About this exercise: Go line by line through the entries below and copy those containing the string "content".

####

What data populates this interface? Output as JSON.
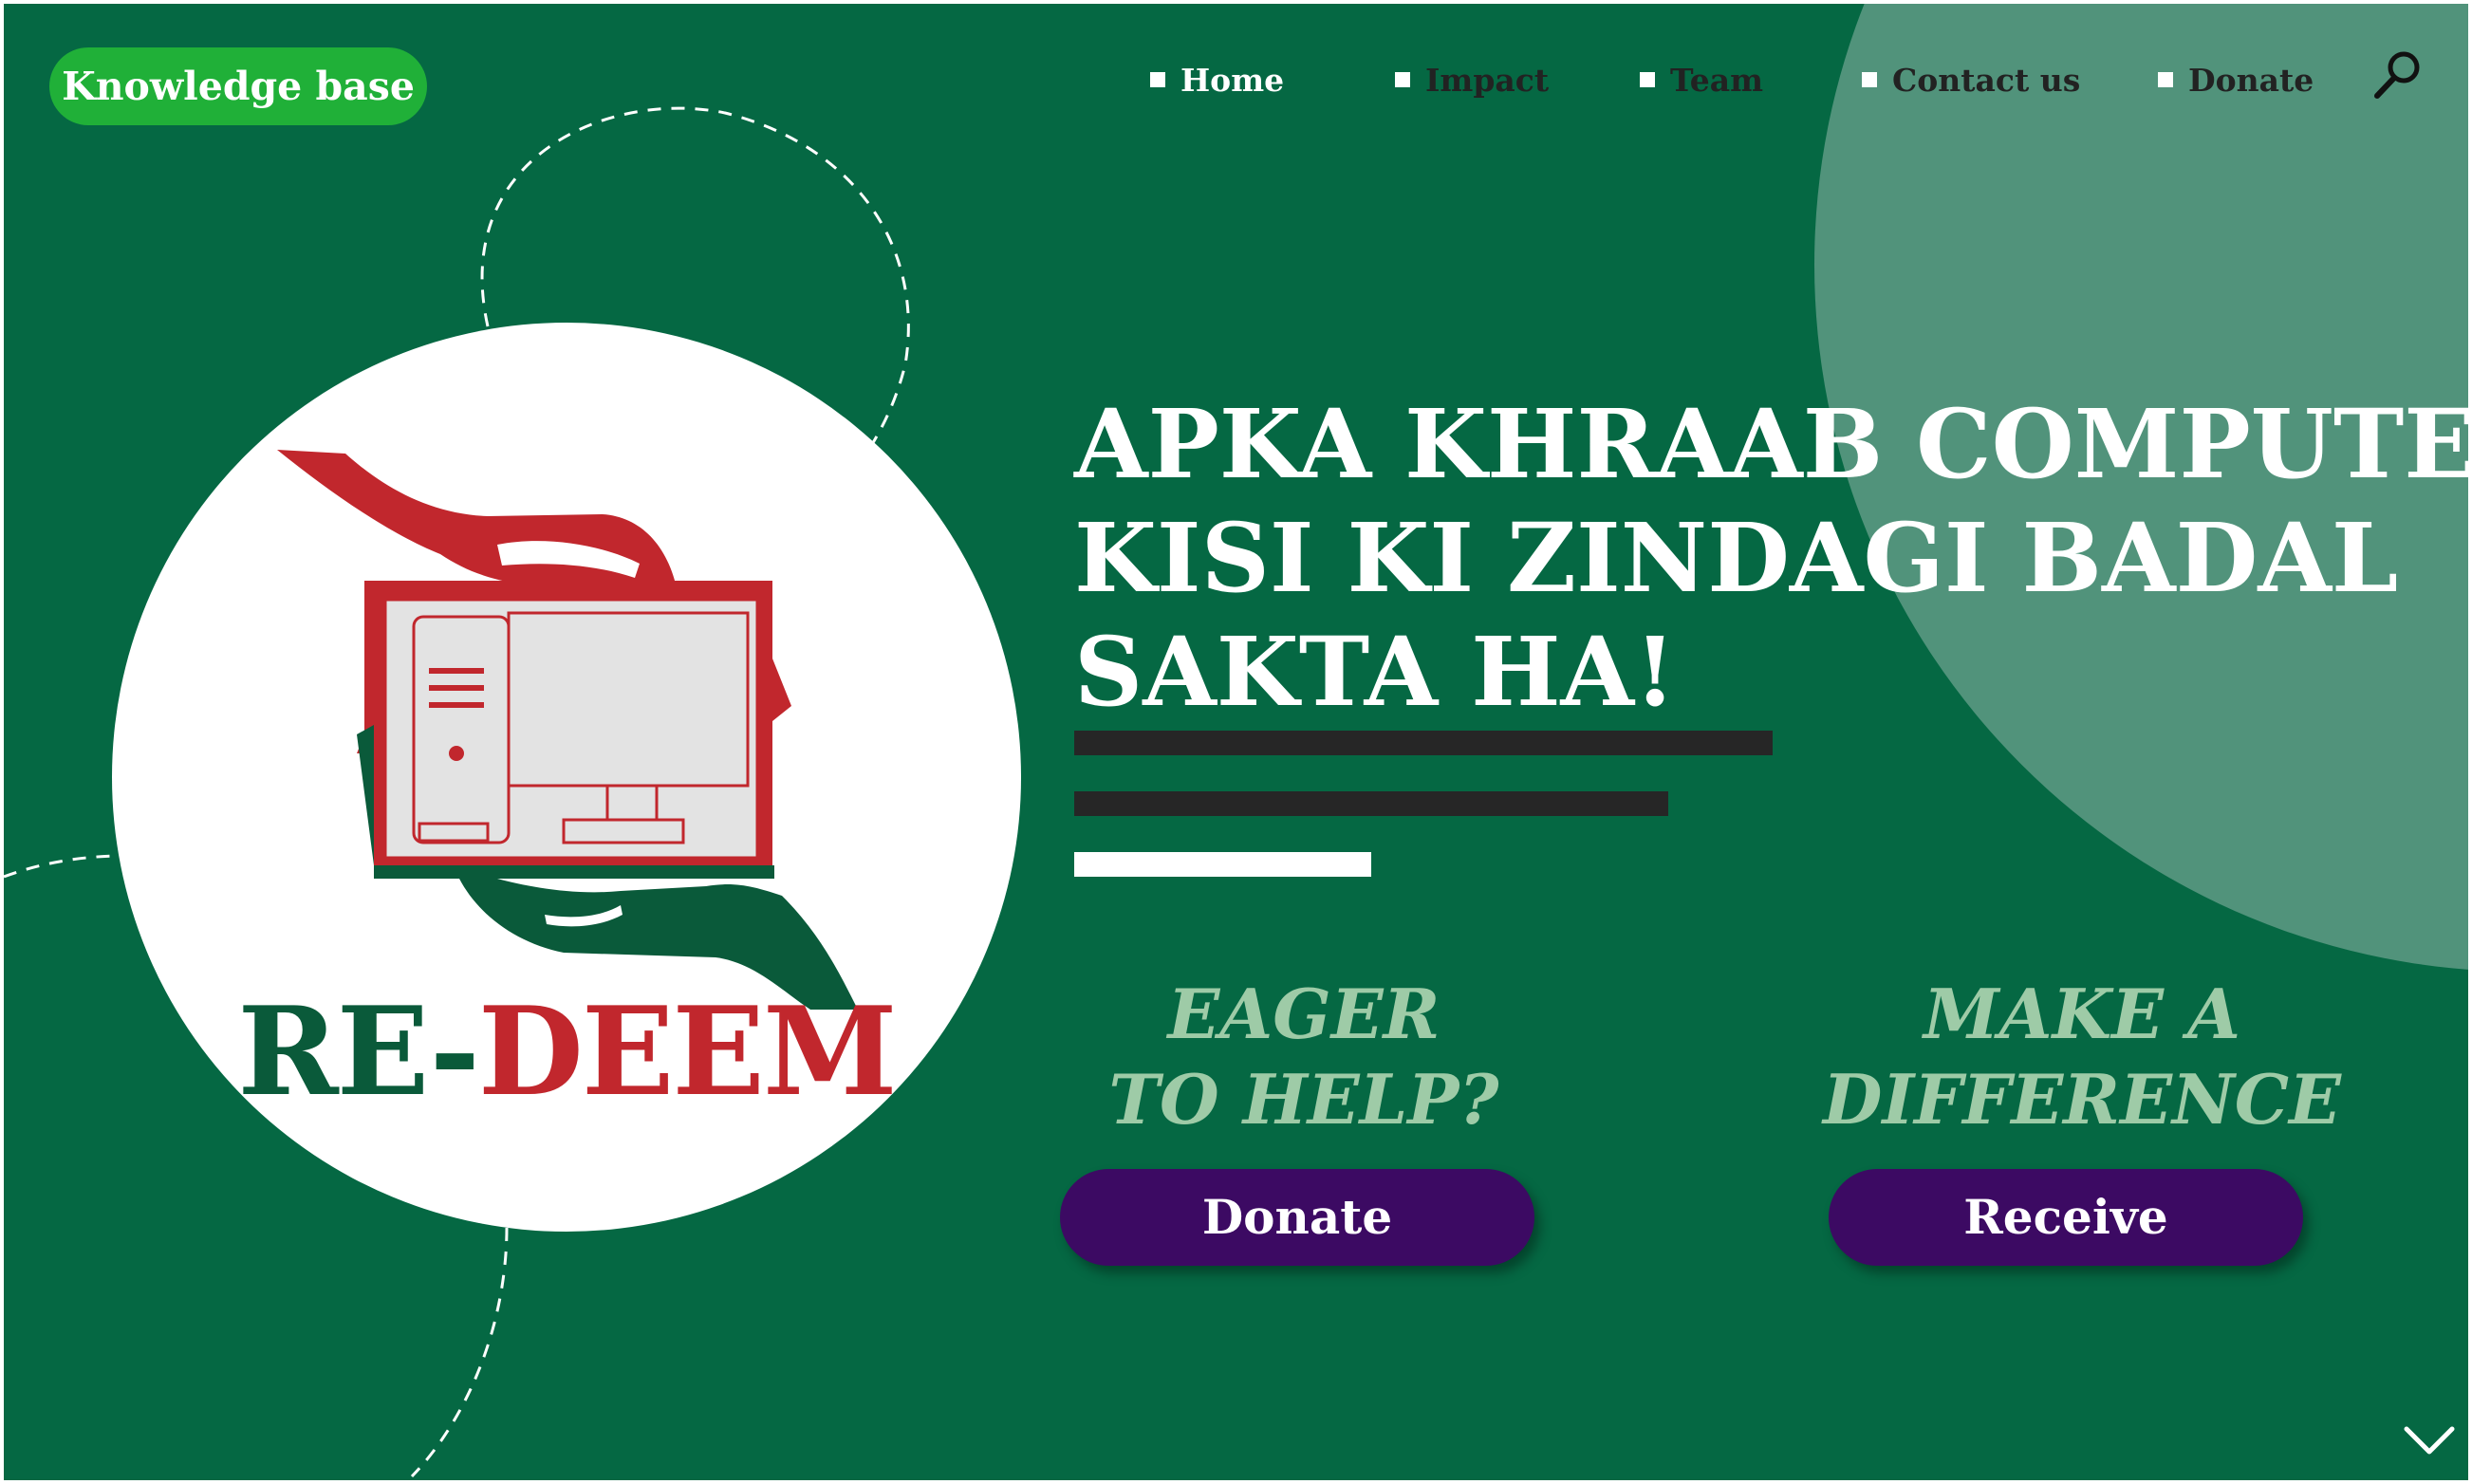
{
  "header": {
    "knowledge_base_label": "Knowledge base",
    "nav": [
      {
        "label": "Home"
      },
      {
        "label": "Impact"
      },
      {
        "label": "Team"
      },
      {
        "label": "Contact us"
      },
      {
        "label": "Donate"
      }
    ],
    "search_icon": "search-icon"
  },
  "logo": {
    "wordmark_part1": "RE-",
    "wordmark_part2": "DEEM",
    "icon": "computer-in-hands-icon"
  },
  "hero": {
    "headline_lines": [
      "APKA KHRAAB COMPUTER",
      "KISI KI ZINDAGI BADAL",
      "SAKTA HA!"
    ]
  },
  "cta": {
    "left_lines": [
      "EAGER",
      "TO HELP?"
    ],
    "right_lines": [
      "MAKE A",
      "DIFFERENCE"
    ],
    "donate_label": "Donate",
    "receive_label": "Receive"
  },
  "scroll_icon": "chevron-down-icon",
  "colors": {
    "background": "#056843",
    "circle_overlay": "#51937b",
    "knowledge_button": "#20b038",
    "cta_button": "#3c0a63",
    "cta_text": "#9ecba7",
    "logo_red": "#c1272d",
    "logo_green": "#0a5a3a"
  }
}
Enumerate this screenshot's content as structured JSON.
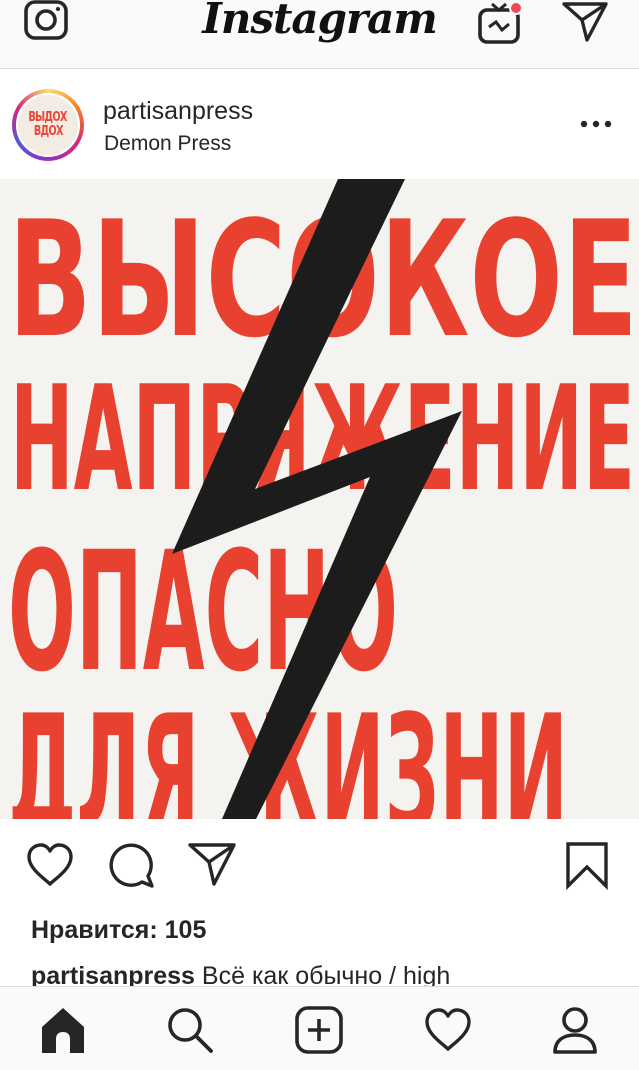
{
  "app": {
    "title": "Instagram"
  },
  "top_bar": {
    "icons": [
      "camera-icon",
      "igtv-icon",
      "direct-message-icon"
    ],
    "notification_dot_color": "#ed4956"
  },
  "post": {
    "username": "partisanpress",
    "location": "Demon Press",
    "avatar_text": [
      "ВЫДОХ",
      "ВДОХ"
    ],
    "image": {
      "poster_lines": [
        "ВЫСОКОЕ",
        "НАПРЯЖЕНИЕ",
        "ОПАСНО",
        "ДЛЯ ЖИЗНИ"
      ],
      "ink_color": "#e8412f",
      "bolt_color": "#1c1c1c"
    },
    "likes_text": "Нравится: 105",
    "caption_user": "partisanpress",
    "caption_text": "Всё как обычно / high"
  },
  "bottom_nav": {
    "items": [
      "home-icon",
      "search-icon",
      "new-post-icon",
      "activity-icon",
      "profile-icon"
    ]
  }
}
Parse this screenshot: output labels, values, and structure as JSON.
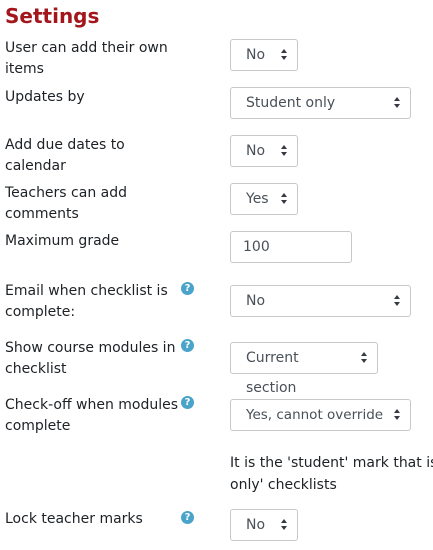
{
  "heading": "Settings",
  "help_glyph": "?",
  "fields": {
    "add_own_items": {
      "label": "User can add their own items",
      "value": "No"
    },
    "updates_by": {
      "label": "Updates by",
      "value": "Student only"
    },
    "due_dates": {
      "label": "Add due dates to calendar",
      "value": "No"
    },
    "teacher_comments": {
      "label": "Teachers can add comments",
      "value": "Yes"
    },
    "max_grade": {
      "label": "Maximum grade",
      "value": "100"
    },
    "email_complete": {
      "label_line1": "Email when checklist is",
      "label_line2": "complete:",
      "value": "No"
    },
    "show_modules": {
      "label_line1": "Show course modules in",
      "label_line2": "checklist",
      "value": "Current section"
    },
    "checkoff_modules": {
      "label_line1": "Check-off when modules",
      "label_line2": "complete",
      "value": "Yes, cannot override",
      "note_line1": "It is the 'student' mark that is a",
      "note_line2": "only' checklists"
    },
    "lock_teacher_marks": {
      "label": "Lock teacher marks",
      "value": "No"
    }
  },
  "colors": {
    "heading": "#a3161c",
    "help_icon": "#4aa3c9"
  }
}
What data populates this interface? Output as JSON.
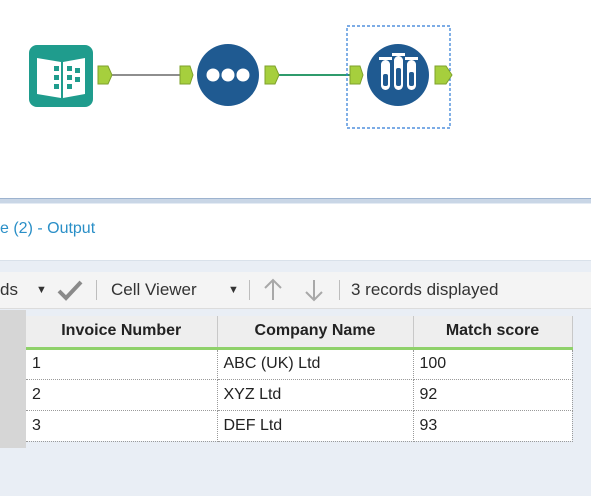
{
  "results": {
    "title": "e (2) - Output"
  },
  "toolbar": {
    "partial_label": "ds",
    "cell_viewer_label": "Cell Viewer",
    "records_status": "3 records displayed"
  },
  "grid": {
    "columns": [
      "Invoice Number",
      "Company Name",
      "Match score"
    ],
    "rows": [
      [
        "1",
        "ABC (UK) Ltd",
        "100"
      ],
      [
        "2",
        "XYZ Ltd",
        "92"
      ],
      [
        "3",
        "DEF Ltd",
        "93"
      ]
    ]
  },
  "workflow": {
    "tools": [
      {
        "icon": "input-data-book-icon"
      },
      {
        "icon": "select-dots-icon"
      },
      {
        "icon": "test-tubes-icon"
      }
    ]
  },
  "colors": {
    "accent_blue": "#1f5a91",
    "input_teal": "#1f9c8d",
    "connector_green": "#a6cf3d",
    "link_blue": "#2a8fc7",
    "header_underline": "#8fd16a"
  }
}
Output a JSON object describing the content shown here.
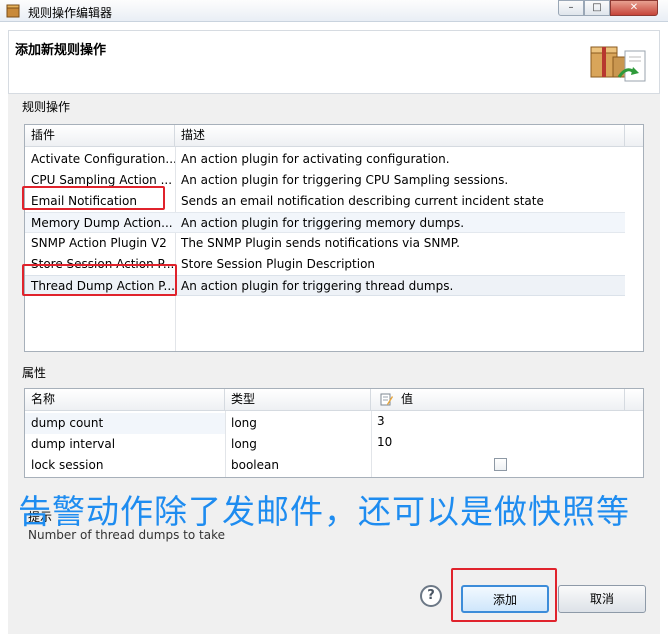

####

Task solution:
Enumerate this screenshot's content as structured JSON.
Output a JSON object describing the content shown here.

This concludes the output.